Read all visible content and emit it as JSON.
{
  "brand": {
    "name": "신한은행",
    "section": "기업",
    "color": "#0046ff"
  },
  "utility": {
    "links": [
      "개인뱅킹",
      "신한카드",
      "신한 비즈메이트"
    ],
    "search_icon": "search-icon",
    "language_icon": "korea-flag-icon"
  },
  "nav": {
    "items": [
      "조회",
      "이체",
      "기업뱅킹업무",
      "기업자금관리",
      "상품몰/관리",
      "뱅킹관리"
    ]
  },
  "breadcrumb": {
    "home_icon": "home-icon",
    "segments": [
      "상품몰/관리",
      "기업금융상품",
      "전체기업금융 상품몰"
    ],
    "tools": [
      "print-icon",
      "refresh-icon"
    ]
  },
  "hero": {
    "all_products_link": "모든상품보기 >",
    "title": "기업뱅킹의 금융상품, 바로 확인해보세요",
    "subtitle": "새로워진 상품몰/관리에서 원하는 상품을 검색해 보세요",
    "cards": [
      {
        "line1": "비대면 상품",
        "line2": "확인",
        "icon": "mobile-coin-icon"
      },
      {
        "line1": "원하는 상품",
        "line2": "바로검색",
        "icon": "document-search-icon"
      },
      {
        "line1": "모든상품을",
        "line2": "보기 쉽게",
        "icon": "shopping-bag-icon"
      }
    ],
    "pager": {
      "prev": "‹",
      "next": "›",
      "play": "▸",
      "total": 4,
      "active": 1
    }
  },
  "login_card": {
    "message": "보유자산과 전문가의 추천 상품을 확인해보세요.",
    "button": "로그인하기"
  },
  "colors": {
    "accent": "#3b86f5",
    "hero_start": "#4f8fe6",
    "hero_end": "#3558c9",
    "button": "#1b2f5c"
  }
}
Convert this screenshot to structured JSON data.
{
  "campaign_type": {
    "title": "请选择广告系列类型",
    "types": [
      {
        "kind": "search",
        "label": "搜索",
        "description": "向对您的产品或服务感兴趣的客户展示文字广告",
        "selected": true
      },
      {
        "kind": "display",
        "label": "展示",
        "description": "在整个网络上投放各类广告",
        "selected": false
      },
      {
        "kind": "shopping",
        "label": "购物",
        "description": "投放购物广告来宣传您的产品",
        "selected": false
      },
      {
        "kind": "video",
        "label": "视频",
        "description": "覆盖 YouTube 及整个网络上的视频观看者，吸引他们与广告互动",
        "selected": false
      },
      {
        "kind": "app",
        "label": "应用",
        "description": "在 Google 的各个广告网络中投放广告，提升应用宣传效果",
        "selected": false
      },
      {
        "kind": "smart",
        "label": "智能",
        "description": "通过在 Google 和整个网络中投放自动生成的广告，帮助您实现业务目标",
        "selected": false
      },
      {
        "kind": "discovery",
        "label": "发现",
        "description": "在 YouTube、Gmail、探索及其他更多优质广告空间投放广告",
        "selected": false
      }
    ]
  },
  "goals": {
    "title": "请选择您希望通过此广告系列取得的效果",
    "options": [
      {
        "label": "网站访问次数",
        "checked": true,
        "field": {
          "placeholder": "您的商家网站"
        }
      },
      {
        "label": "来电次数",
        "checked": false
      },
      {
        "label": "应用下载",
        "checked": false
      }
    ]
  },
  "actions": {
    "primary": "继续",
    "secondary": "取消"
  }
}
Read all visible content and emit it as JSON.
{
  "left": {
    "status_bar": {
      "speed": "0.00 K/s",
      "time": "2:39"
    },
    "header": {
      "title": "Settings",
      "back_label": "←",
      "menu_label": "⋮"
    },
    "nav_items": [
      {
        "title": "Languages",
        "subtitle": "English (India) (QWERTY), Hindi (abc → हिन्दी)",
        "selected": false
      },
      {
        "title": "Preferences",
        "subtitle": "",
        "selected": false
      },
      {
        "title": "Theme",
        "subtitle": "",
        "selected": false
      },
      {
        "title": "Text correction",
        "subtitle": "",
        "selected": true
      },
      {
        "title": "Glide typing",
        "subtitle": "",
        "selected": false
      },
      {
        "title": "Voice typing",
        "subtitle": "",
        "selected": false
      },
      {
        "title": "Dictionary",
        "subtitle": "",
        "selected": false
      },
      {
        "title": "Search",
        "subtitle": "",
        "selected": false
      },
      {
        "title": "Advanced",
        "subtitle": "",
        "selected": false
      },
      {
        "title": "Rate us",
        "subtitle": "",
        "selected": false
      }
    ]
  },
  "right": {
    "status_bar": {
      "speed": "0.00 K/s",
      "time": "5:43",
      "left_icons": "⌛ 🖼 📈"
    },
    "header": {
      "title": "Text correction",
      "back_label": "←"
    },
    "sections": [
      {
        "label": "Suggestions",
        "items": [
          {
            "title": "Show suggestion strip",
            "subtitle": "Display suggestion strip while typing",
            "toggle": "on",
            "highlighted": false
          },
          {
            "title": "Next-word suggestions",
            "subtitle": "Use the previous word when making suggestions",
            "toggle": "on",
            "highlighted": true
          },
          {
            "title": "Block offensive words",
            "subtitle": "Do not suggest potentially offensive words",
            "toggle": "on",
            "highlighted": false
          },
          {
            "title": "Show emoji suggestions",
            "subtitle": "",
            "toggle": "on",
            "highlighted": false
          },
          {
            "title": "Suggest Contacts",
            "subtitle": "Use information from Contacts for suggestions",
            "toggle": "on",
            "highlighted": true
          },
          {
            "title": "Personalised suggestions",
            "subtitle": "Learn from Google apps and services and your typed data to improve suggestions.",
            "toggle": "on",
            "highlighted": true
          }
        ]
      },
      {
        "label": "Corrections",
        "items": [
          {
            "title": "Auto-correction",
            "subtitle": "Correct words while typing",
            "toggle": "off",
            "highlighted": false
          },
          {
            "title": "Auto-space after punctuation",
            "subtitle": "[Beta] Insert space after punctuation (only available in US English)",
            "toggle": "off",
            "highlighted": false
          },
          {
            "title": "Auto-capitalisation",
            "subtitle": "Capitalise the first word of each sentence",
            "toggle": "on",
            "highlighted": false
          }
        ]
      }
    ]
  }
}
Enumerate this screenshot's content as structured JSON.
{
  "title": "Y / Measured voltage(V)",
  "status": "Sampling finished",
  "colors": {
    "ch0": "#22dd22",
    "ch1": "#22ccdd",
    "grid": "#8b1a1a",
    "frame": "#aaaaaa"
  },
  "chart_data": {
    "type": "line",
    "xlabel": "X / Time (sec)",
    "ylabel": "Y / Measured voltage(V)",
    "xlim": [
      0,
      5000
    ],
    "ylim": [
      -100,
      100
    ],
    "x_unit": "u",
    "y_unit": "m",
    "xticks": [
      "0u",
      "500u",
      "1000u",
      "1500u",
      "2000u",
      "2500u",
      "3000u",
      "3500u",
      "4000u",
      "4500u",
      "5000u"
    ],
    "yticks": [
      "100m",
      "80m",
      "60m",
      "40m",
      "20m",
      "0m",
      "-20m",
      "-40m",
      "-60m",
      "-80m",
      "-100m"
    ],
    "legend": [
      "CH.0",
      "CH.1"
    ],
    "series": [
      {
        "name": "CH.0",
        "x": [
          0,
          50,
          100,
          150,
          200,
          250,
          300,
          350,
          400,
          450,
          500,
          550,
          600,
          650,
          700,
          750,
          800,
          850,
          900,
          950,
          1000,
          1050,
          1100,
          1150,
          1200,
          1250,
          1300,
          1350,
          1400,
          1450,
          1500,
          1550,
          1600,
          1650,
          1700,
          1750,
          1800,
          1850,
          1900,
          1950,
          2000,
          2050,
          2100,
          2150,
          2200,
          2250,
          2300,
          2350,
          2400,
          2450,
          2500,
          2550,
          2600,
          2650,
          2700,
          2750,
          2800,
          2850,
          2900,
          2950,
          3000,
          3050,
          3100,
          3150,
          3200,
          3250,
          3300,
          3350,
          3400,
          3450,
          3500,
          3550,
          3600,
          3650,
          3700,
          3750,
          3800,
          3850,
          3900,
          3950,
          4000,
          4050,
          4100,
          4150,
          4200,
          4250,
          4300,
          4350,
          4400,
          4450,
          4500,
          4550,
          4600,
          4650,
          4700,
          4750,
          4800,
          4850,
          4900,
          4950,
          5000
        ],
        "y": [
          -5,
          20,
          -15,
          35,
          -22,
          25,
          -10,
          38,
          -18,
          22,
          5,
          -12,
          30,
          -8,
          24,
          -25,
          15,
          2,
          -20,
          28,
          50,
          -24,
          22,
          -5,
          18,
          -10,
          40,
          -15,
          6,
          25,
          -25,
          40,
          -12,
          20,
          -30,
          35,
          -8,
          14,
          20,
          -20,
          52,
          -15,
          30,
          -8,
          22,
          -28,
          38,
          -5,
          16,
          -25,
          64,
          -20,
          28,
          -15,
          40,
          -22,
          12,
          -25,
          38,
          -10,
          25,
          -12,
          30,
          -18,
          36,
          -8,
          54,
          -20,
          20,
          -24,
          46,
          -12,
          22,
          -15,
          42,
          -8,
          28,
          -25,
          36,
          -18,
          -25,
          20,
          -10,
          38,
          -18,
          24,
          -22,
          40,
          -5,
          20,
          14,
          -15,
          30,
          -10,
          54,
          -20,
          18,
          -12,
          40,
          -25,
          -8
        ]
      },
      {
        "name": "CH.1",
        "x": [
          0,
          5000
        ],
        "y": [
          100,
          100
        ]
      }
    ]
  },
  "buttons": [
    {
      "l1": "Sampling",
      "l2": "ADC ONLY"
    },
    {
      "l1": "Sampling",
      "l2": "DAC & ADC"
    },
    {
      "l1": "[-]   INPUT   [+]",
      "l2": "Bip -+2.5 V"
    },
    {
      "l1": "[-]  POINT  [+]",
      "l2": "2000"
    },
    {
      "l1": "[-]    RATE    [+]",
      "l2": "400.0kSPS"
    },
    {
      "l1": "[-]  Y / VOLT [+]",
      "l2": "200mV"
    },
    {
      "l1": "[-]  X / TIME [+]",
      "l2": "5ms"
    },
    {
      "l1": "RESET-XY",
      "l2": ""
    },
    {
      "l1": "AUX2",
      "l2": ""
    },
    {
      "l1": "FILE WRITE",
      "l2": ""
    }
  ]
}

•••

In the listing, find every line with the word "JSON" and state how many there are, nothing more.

Task output – 4